The case, Herring Networks, Inc. v. Maddow, arose when Maddow ran a segment on OAN reporter Kristen Rouz, who, according to a story in the Daily Beast, also wrote stories for pay for Sputnik. At one point during the longer segment, Maddow said, "In this case, the most obsequiously pro-Trump right wing news outlet in America really literally is paid Russian propaganda." Herring then sued for defamation, and Maddow moved to strike the complaint under California's anti-SLAPP statute.
The Ninth Circuit ruled for Maddow. The court examined the broad context of the statement, the limited context of the statute, and the ability to determine the truth or falsity of the statement and concluded that it simply wasn't a statement of fact that could support a defamation claim:
In sum, two of the factors outlined in [circuit precedent]--the general context and the specific context of the contested statement--negate the impression that the statement is an assertion of objective fact. While the third factor [the ability to determine the truth or falsity of the statement] tilts in the other direction, we conclude that Maddow's contested statement fits within "the 'rhetorical hyperbole' [that] has traditionally added much to the discourse of our Nation."
The Fifth Circuit earlier this week rejected free-speech and free-association claims of a public employee, who was also a public-union leader, after he was terminated for performance reasons. The court also rejected the plaintiffs' class-of-one equal protection claim.
The case, United Steel v. Anderson, arose when Sergio Castilleja, a community service officer for the Bexar County Community Supervision and Corrections Department, was terminated for violating Department rules and other performance issues, including using Department equipment for union activities. But prior to his termination, Castilleja had been elected president of the Bexar County Probation Officers Association, and, in that role, oversaw a no-confidence petition against the Department chief, Jarvis Anderson. When he was fired, Castilleja's children and various unions sued, arguing that the Department terminated him for his union activities in violation of the First Amendment and that the Department treated him differently than officers in other unions in violation of equal protection.
The Fifth Circuit rejected the claims. The court ruled that the Department provided a legitimate, non-speech and non-association reason for his termination--his performance deficiencies--and that the plaintiffs failed to show that this reason was a pretext for reprisal for protected speech and association.

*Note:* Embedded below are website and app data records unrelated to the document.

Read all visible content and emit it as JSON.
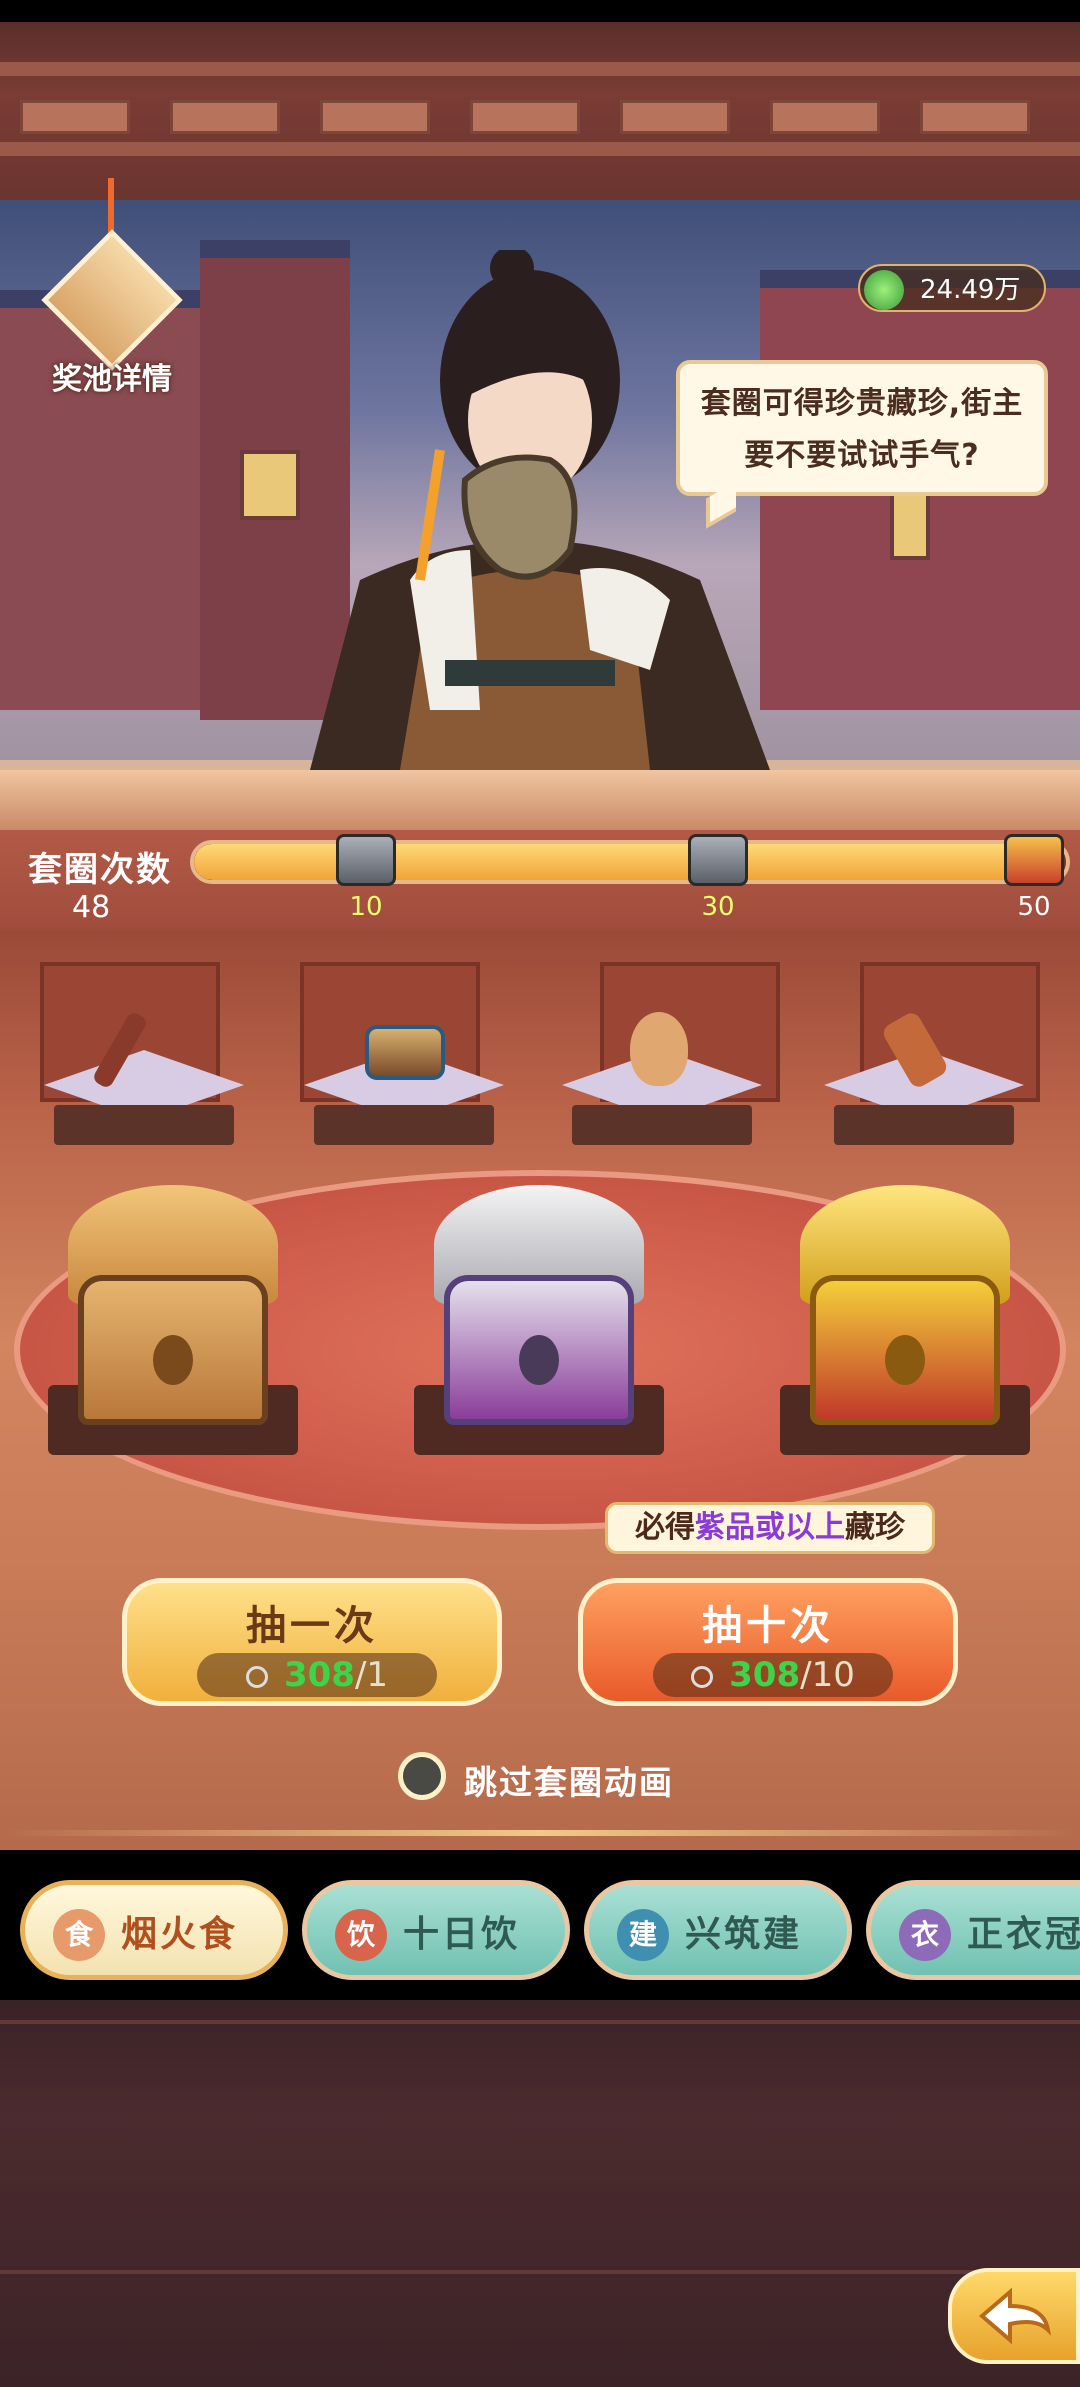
{
  "header": {
    "pool_details_label": "奖池详情",
    "currency_amount": "24.49万",
    "npc_speech": "套圈可得珍贵藏珍,街主要不要试试手气?"
  },
  "progress": {
    "label": "套圈次数",
    "current_count": "48",
    "max": 50,
    "value": 48,
    "milestones": [
      {
        "value": "10",
        "chest": "silver"
      },
      {
        "value": "30",
        "chest": "silver"
      },
      {
        "value": "50",
        "chest": "gold"
      }
    ]
  },
  "prizes": {
    "items": [
      {
        "name": "erhu-icon"
      },
      {
        "name": "drum-icon"
      },
      {
        "name": "ocarina-icon"
      },
      {
        "name": "horn-icon"
      }
    ],
    "chests": [
      {
        "name": "bronze-crane-chest"
      },
      {
        "name": "silver-crane-chest"
      },
      {
        "name": "gold-crane-chest"
      }
    ],
    "guarantee_prefix": "必得",
    "guarantee_highlight": "紫品或以上",
    "guarantee_suffix": "藏珍"
  },
  "actions": {
    "draw_one": {
      "label": "抽一次",
      "owned": "308",
      "cost": "/1"
    },
    "draw_ten": {
      "label": "抽十次",
      "owned": "308",
      "cost": "/10"
    },
    "skip_animation_label": "跳过套圈动画"
  },
  "tabs": [
    {
      "icon": "食",
      "label": "烟火食",
      "selected": true,
      "icon_color": "#e79a6b"
    },
    {
      "icon": "饮",
      "label": "十日饮",
      "selected": false,
      "icon_color": "#d9644c"
    },
    {
      "icon": "建",
      "label": "兴筑建",
      "selected": false,
      "icon_color": "#3f8fb0"
    },
    {
      "icon": "衣",
      "label": "正衣冠",
      "selected": false,
      "icon_color": "#8e6bb8"
    }
  ],
  "colors": {
    "accent_orange": "#f06a2c",
    "progress_fill": "#f0a438",
    "green_count": "#3ed44a",
    "purple_text": "#8a3bd6"
  }
}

The court also ruled that the unions' equal protection argument failed, because under Engquist v. Oregon Department of Agriculture class-of-one equal protection claims (where one person alleges unequal treatment as compared to similarly situated persons) don't apply to discretionary public-employment decisions.